=== Begin Enclosure ===

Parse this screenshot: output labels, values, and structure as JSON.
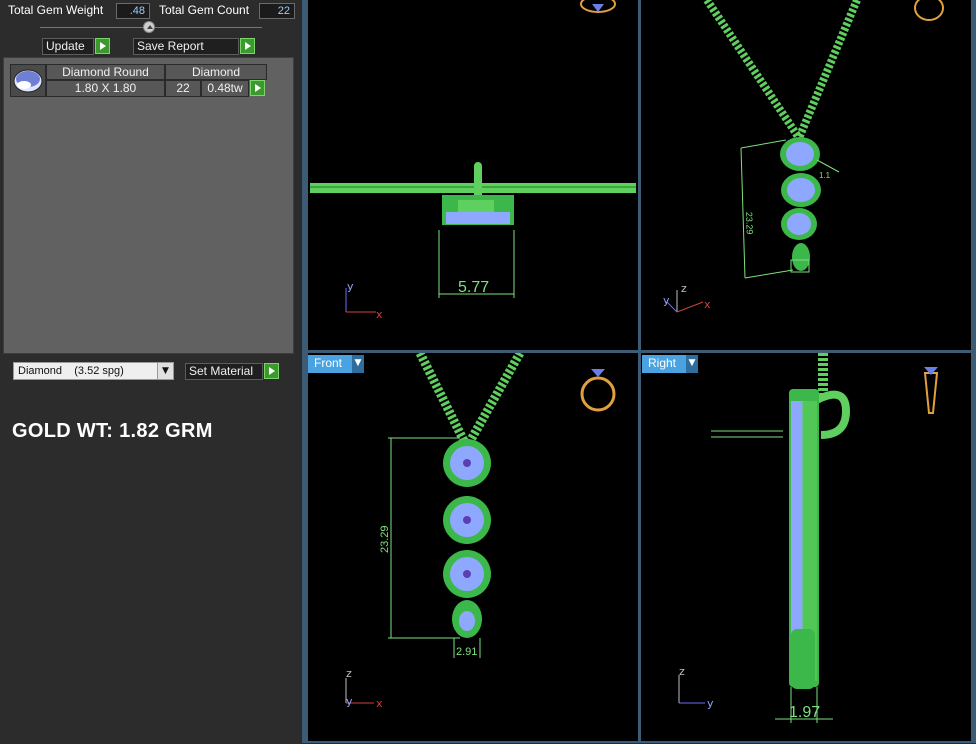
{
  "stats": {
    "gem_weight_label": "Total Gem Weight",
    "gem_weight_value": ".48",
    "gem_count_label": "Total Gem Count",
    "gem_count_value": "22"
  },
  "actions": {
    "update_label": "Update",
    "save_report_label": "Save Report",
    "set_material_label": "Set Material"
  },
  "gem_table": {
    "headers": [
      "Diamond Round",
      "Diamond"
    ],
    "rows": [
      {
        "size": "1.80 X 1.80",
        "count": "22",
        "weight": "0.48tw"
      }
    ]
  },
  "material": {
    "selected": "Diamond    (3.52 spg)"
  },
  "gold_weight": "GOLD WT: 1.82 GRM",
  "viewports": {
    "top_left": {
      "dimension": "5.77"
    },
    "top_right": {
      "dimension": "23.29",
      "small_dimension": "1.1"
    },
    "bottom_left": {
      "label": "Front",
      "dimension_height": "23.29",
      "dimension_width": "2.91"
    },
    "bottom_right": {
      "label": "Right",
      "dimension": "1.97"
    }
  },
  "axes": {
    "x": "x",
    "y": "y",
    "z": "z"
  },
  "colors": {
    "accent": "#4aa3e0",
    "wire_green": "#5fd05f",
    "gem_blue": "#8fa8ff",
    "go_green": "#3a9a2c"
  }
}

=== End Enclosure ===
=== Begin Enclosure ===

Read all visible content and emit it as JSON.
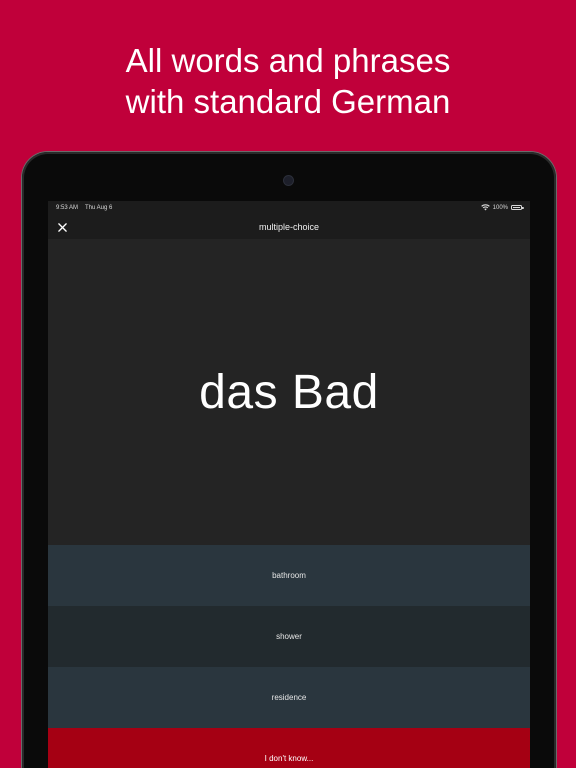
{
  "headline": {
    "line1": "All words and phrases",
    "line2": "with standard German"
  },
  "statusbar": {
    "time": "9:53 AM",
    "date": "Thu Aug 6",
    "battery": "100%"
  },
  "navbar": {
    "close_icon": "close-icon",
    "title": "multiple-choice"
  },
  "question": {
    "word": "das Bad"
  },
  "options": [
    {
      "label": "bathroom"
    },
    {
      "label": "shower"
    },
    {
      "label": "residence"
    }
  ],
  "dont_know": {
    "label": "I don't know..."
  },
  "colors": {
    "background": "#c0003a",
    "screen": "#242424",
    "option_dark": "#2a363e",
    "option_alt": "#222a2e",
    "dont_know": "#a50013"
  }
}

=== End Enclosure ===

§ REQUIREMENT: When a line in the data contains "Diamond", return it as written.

§ TASK ANSWER:
      "Diamond Round",
      "Diamond"
    "selected": "Diamond    (3.52 spg)"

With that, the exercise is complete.